_The input_:
+ + + +
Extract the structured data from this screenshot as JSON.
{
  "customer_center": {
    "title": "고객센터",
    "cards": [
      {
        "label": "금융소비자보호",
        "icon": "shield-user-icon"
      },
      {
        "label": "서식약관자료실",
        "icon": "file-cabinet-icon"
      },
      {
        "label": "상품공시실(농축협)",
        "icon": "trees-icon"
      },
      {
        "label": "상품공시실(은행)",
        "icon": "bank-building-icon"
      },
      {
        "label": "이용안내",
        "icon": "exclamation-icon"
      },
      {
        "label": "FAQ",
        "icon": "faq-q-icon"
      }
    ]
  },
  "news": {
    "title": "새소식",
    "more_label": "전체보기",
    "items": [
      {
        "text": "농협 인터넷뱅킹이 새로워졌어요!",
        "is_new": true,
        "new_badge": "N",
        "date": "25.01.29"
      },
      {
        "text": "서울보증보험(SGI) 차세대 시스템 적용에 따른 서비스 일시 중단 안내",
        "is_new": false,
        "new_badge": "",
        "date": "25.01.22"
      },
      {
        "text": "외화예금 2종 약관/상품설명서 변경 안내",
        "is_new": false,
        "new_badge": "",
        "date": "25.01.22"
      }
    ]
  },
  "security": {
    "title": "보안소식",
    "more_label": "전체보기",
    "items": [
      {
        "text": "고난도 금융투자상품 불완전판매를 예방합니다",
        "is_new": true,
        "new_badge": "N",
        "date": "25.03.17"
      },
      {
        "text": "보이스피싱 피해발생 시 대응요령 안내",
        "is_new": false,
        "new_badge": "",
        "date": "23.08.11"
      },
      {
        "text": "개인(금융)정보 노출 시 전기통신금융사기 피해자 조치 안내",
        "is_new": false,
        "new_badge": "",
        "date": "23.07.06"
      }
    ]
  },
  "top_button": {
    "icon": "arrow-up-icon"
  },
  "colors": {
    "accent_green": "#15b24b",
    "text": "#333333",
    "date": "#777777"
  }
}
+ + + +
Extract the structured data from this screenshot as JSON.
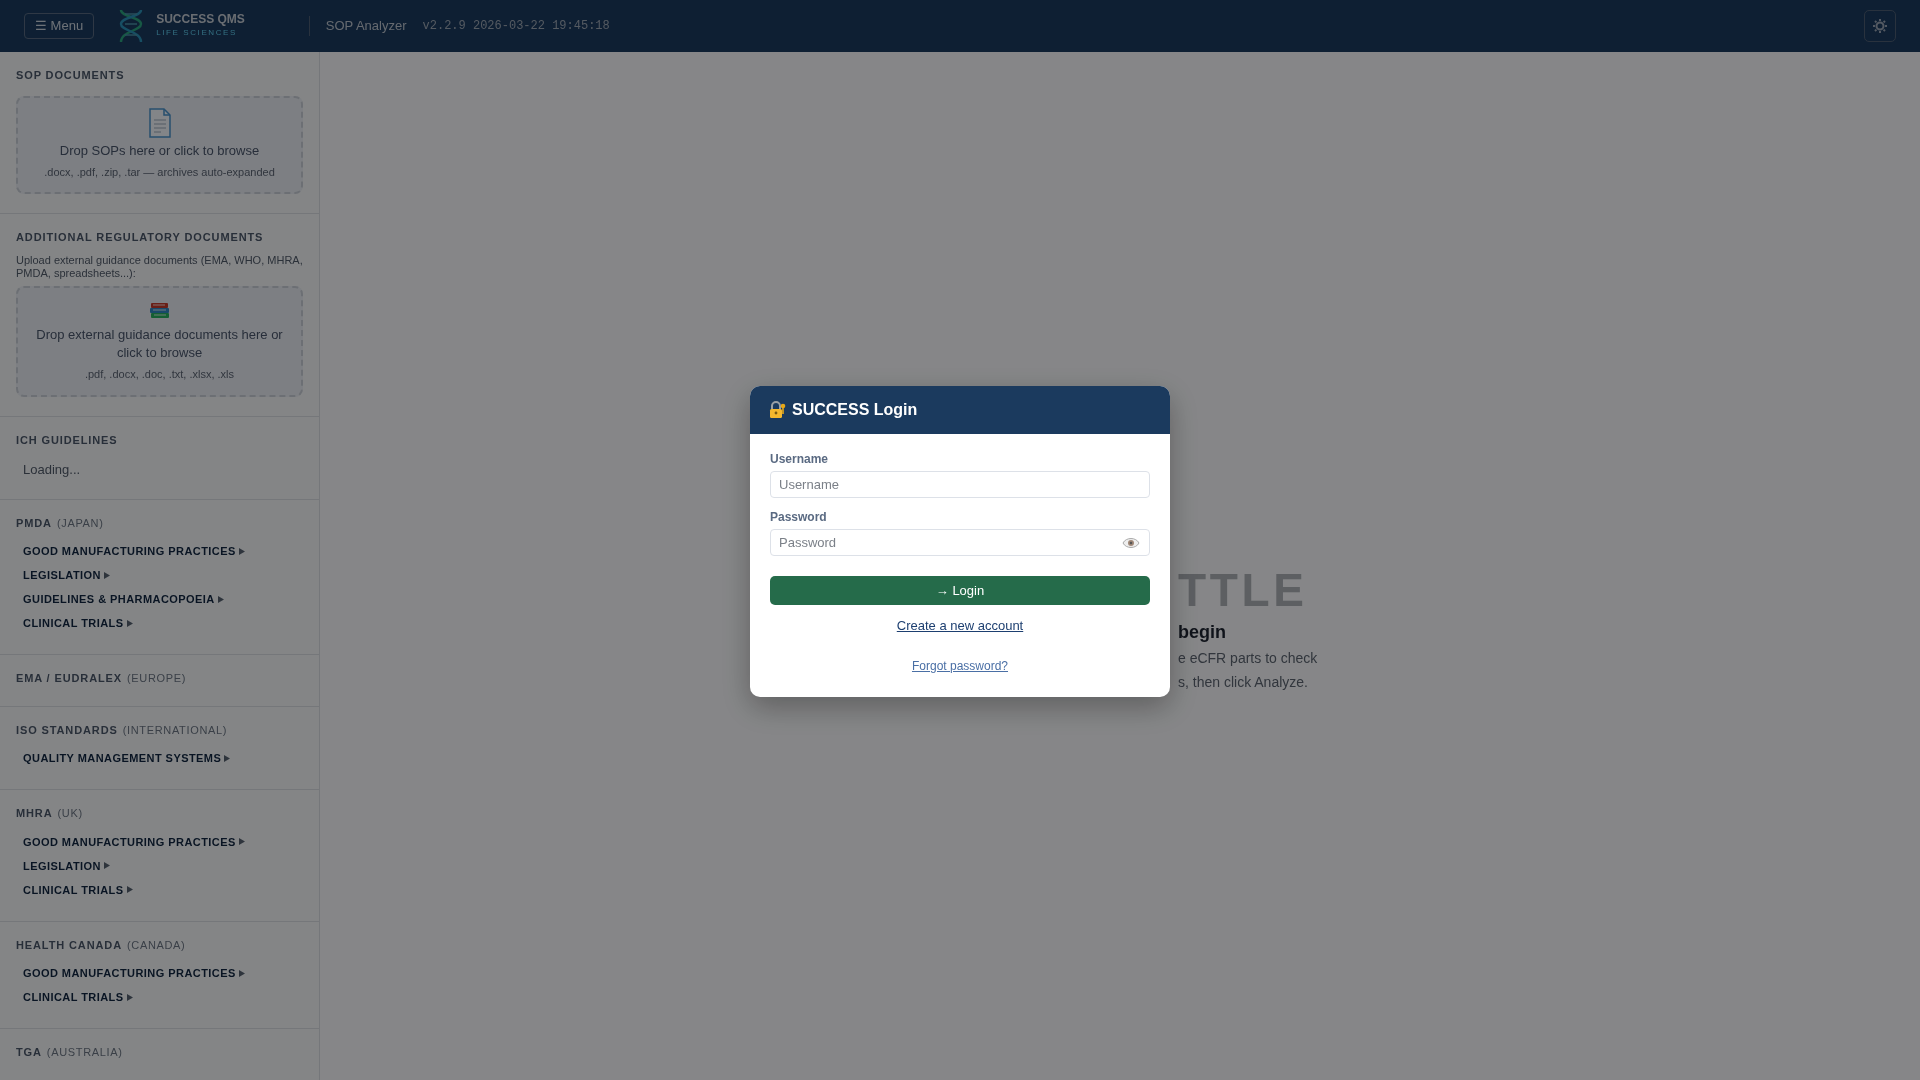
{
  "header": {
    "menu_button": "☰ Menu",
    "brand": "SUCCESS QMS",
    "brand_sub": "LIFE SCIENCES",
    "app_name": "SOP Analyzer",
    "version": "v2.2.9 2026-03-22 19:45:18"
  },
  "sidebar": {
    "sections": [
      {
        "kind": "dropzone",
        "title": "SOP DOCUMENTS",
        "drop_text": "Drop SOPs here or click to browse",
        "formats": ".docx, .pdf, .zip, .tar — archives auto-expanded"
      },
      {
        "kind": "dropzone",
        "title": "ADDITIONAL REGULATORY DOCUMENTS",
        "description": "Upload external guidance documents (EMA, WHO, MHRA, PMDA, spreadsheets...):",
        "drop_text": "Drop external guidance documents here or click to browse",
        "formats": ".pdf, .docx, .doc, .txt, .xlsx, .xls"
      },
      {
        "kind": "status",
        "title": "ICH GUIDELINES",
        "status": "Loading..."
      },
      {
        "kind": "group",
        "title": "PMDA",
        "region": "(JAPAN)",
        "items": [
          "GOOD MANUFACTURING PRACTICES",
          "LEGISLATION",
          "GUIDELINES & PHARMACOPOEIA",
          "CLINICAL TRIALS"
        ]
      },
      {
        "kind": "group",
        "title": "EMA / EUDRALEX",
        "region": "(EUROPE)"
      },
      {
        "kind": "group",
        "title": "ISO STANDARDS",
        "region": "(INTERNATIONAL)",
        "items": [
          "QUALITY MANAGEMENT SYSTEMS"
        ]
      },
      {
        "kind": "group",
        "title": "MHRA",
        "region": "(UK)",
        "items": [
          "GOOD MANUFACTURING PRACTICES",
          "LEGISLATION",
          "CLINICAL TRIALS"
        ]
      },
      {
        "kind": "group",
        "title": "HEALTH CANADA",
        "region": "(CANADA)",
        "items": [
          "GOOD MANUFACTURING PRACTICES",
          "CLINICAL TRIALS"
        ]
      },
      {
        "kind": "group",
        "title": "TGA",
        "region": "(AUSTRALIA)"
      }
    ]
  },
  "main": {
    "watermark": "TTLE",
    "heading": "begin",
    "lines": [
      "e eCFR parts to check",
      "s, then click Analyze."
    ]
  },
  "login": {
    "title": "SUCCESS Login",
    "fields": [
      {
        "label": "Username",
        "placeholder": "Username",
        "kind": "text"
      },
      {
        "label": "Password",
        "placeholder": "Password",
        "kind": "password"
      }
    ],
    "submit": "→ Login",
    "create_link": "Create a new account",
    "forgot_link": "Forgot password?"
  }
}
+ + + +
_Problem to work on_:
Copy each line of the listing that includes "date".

_Written solution_:
        "date": "25.01.29"
        "date": "25.01.22"
        "date": "25.01.22"
        "date": "25.03.17"
        "date": "23.08.11"
        "date": "23.07.06"
    "date": "#777777"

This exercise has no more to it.